No one gets to forget their school uniform ever; from symbolizing unity, discipline, and equality, uniforms have captured quite their niche in popular culture. There are certain schooling cultures that put extra stress on uniforms like Catholic schools, but all educational institutions, till the 12th standard have some kind of dress code for their students to adhere to.
But we are not here to discuss that. Instead, here are twelve countries concerning school uniform rules.
Japan has quite the liberal education system and its schools and colleges have kind of the same uniforms. But the girls’/women’s uniforms are the most famous thanks to their (mostly positive, but also sometimes objectifying portrayal in anime) portrayal in films and animation.
But the strange part is the seifuku, as it is called, has to have knee-high socks. So much so that there is dedicated sock glue available which helps keep the socks in their place.
For most schools, it is not the upper garment which determines a child/young adult’s age or standard. It is the trousers or pants they wear with said upper garments that segregate them according to the grade they are in.
Every grade has its own colour of trousers.
Most state-run schools in Ghana have the same uniform for all grades and all children, irrespective of their age or standard.
They have white uppers paired up with navy blue trousers with their white traditional tunics on top of it all.
During most of the war, the uniforms in the few functioning schools were mostly khaki, camouflage apparel like the army. But now that peace is slowly but surely returning, the uniform has been changed to pink, light blue, or grey.
6. North Korea
In a country like the Democratic People’s Republic of Korea, politics that pervades every part of the people’s lives reigns supreme. This is also the case with the school uniforms children wear. They all have to mandatorily wear a red scarf to show their allegiance to the Communist Party which rules the country.
It was only from 2013 onwards that Russia made school uniforms mandatory in the schools of the country.
Although there is a uniform dress code in all the schools, most schools in India let kids of the lower grades wear casuals and colourful clothes on their birthdays.
9. Sri Lanka
Most schools incorporate a tie in their uniforms of the country, at least the Sinhalese-run schools.
The national tunics of Bhutan are the school uniforms of the school-goers. Despite this seemingly regressive and nationalistic move, the country is known to have one of the highest levels of happiness among its people.

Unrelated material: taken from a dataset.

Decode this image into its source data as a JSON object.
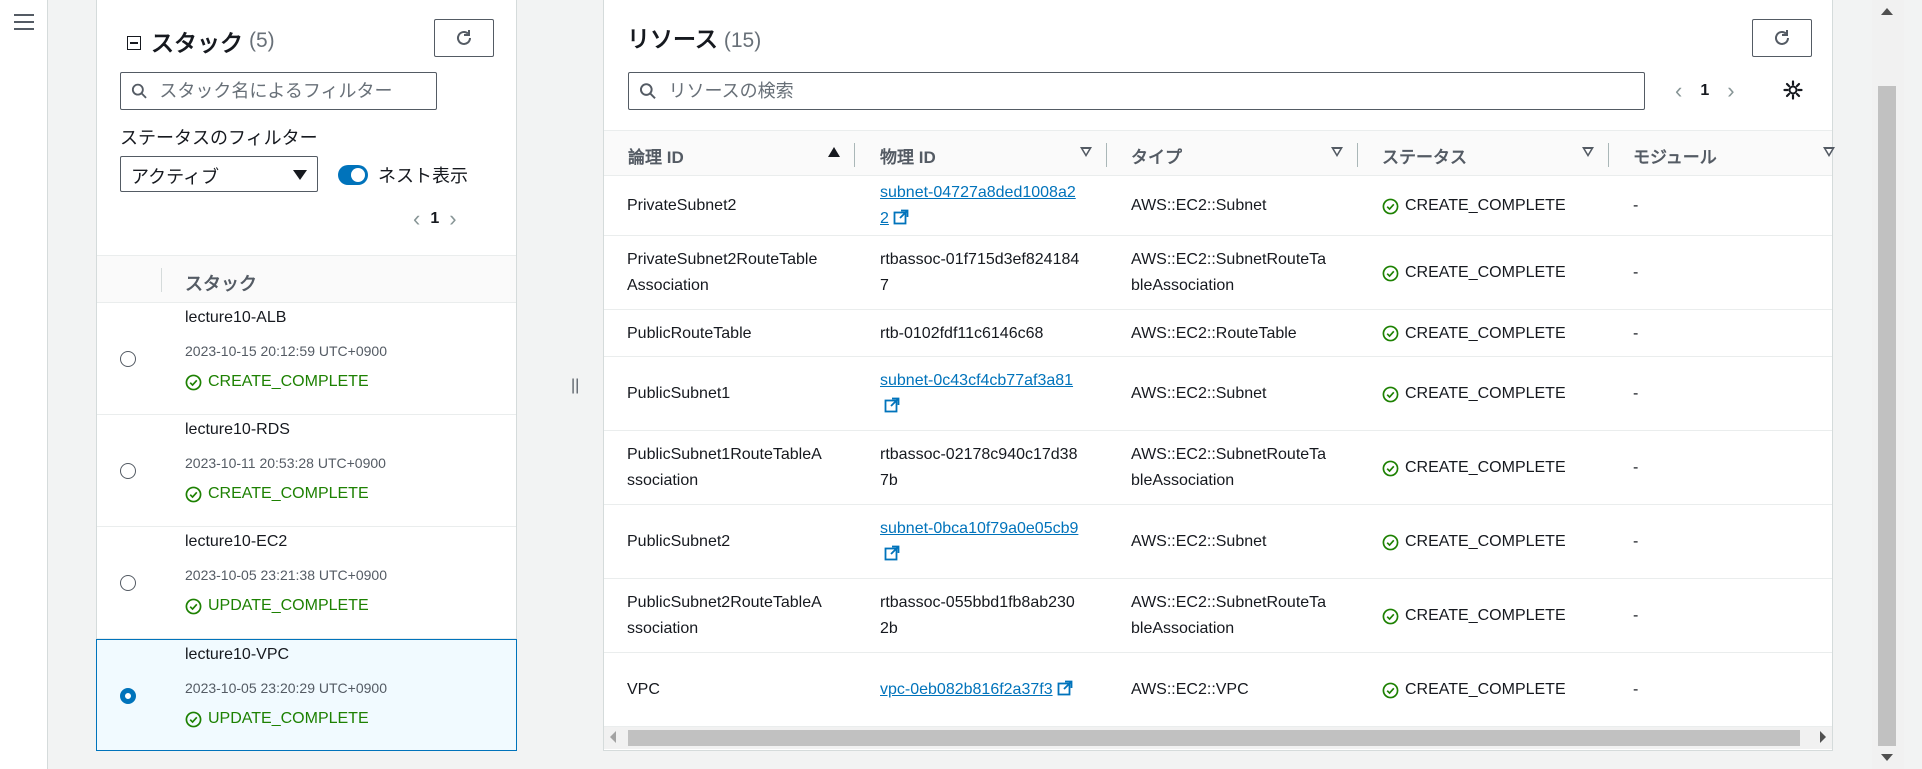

Chinese schools require school-goers to have five sets of uniforms, two sets of formals, and three for daily usage. All uniforms are gender-neutral.
Cuban uniforms change every year as the child progresses from one grade to the other.